At this year’s Health Information and Management Systems Society (HIMSS) annual meeting, OCR officials have explained that 2017 will see a swathe of new OCR HIPAA compliance guidance issued.
While there have been no changes to HIPAA Rules for a number of years, the pace at which technology is progressing has seen many gaps appear in HIPAA legislation. New medical devices have come to market, wearable technology has been adopted by many healthcare providers, text messaging platforms are now being used to communicate ePHI, and more breaches of protected health information are now occurring than at any time in the long history of HIPAA.
Consequently, covered entities need further information on how HIPAA Rules applies to the new technologies. With respect to data breaches, questions have been asked of OCR about what constitutes harm following a breach of HIPAA Rules. OCR plans to provide further guidance to confirm how HIPAA applies to all of these issues.

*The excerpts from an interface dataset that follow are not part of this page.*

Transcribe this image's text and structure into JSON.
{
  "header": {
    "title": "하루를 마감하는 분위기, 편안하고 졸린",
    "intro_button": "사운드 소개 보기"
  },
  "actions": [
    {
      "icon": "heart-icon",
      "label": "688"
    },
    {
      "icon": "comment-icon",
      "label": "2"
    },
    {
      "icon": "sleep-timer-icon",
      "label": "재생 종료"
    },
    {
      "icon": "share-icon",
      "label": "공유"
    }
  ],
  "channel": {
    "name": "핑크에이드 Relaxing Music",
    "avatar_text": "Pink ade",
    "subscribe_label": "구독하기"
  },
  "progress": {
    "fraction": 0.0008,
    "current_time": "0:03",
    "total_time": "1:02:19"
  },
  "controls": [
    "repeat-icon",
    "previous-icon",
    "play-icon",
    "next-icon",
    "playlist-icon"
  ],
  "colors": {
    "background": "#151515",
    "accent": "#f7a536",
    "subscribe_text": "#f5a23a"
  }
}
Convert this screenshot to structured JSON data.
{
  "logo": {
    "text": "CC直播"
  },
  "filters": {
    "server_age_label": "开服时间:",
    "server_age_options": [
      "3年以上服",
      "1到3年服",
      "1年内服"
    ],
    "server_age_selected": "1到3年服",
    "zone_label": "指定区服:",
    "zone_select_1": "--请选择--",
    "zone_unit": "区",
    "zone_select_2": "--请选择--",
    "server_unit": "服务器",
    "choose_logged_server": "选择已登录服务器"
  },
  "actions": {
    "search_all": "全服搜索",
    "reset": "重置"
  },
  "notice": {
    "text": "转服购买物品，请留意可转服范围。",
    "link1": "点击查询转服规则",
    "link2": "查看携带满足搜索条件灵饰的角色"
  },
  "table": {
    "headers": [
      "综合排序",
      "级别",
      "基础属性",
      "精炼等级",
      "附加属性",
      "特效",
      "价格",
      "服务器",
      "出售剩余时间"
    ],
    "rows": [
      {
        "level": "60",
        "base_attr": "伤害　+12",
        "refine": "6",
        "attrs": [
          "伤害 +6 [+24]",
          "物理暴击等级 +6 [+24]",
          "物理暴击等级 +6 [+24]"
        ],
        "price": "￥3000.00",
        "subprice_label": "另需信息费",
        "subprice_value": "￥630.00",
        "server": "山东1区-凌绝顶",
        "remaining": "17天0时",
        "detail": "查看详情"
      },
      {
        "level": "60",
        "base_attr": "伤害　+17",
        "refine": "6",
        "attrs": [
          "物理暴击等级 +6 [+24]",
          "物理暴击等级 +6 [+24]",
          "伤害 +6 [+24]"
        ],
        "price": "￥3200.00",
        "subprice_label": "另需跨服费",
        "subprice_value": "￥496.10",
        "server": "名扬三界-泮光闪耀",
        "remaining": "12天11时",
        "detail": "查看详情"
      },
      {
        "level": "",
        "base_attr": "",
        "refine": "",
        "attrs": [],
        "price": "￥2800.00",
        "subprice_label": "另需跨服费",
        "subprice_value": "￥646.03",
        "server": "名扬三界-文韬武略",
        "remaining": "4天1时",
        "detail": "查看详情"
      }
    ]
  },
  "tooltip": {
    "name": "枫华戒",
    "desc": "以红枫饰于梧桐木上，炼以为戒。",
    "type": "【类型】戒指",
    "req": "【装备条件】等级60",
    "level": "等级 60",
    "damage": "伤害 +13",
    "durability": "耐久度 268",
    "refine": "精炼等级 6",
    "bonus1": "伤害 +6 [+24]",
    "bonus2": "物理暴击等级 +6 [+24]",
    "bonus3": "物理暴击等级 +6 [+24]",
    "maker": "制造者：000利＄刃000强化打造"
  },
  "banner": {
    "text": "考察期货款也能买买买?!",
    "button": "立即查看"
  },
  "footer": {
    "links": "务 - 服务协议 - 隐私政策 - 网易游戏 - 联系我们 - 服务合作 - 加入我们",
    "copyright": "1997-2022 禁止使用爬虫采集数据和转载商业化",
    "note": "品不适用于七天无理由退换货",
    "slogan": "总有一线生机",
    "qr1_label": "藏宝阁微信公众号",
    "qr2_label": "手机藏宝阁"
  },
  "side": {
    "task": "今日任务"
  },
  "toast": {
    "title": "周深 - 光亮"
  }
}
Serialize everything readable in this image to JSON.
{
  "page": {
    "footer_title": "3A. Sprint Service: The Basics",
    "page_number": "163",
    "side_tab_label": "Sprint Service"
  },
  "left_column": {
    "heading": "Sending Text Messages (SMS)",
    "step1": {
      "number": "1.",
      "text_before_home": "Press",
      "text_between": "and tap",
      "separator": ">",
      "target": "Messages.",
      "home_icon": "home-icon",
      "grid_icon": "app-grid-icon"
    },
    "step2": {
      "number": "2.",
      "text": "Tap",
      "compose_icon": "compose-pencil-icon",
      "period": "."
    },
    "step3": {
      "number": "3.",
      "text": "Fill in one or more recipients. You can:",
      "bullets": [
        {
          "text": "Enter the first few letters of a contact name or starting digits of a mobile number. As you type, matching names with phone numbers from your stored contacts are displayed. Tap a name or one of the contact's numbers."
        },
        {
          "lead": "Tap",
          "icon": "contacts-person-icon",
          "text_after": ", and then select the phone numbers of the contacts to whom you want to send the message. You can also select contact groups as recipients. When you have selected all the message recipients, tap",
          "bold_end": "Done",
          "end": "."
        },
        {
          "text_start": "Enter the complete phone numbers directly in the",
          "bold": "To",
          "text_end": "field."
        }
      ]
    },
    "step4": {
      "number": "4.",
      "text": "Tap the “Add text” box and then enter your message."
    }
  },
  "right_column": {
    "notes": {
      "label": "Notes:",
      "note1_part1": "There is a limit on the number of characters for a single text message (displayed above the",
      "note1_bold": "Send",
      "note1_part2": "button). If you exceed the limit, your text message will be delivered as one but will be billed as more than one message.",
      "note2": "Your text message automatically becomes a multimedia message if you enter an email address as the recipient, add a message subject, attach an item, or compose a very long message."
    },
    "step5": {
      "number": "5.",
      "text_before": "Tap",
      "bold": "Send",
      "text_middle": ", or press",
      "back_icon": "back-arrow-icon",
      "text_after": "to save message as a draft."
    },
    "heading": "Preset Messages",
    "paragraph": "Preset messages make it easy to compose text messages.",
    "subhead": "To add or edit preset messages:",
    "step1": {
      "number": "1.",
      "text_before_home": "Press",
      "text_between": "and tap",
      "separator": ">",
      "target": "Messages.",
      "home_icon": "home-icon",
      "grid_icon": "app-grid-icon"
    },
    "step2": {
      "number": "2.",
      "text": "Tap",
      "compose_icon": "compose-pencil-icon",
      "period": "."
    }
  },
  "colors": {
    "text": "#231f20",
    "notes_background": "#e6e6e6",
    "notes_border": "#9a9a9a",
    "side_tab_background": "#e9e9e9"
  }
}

One of the roles of OCR is to enforce HIPAA Rules and hold covered entities accountable for HIPAA violations that have contributed to the exposure or theft of protected health information. OCR is also responsible for ensuring that HIPAA Rules are followed, and one of the main ways that the agency achieves that is by issuing HIPAA compliance guidance for covered entities.
So, what can we expect in the way of OCR HIPAA compliance guidance in 2017? According to Deven McGraw, Deputy Director for Information Privacy at OCR, quite a lot.
OCR is currently working on new guidance for covered entities on text messaging. OCR is frequently asked about the use of text messaging to communicate ePHI. Text messages are fast, convenient, and in many ways much easier to use than older communication systems such as healthcare pagers. However, text messages are insecure. Secure text messaging platforms have been developed which comply with HIPAA Privacy and Security Rules and those platforms can be used to communicate ePHI securely, although the use of text messaging services that are not secure are causing some confusion.
This year, OCR plans to release guidance for covered entities on the use of text messages to answer the many questions that are asked of OCR via its website. We can expect guidance on texting patients, the use of text messages by healthcare employees to communicate with one another, and texting business associates and public health departments.
OCR HIPAA compliance guidance will also be issued to help covered entities navigate the potential minefield of social media. In the past, there have been a number of instances of covered entities accidentally – and deliberately – disclosing PHI on social media platforms and other Internet sites.
OCR will also be explaining how covered entities are investigated following a breach of protected health information. OCR will essentially provide a walkthrough of a typical case, from receipt of the breach notification, through the investigation of that covered entity, to how penalties are calculated and the criteria used to settle cases. The walkthrough has a working title of “Anatomy of a Case,” and it is expected to be issued at some point this year.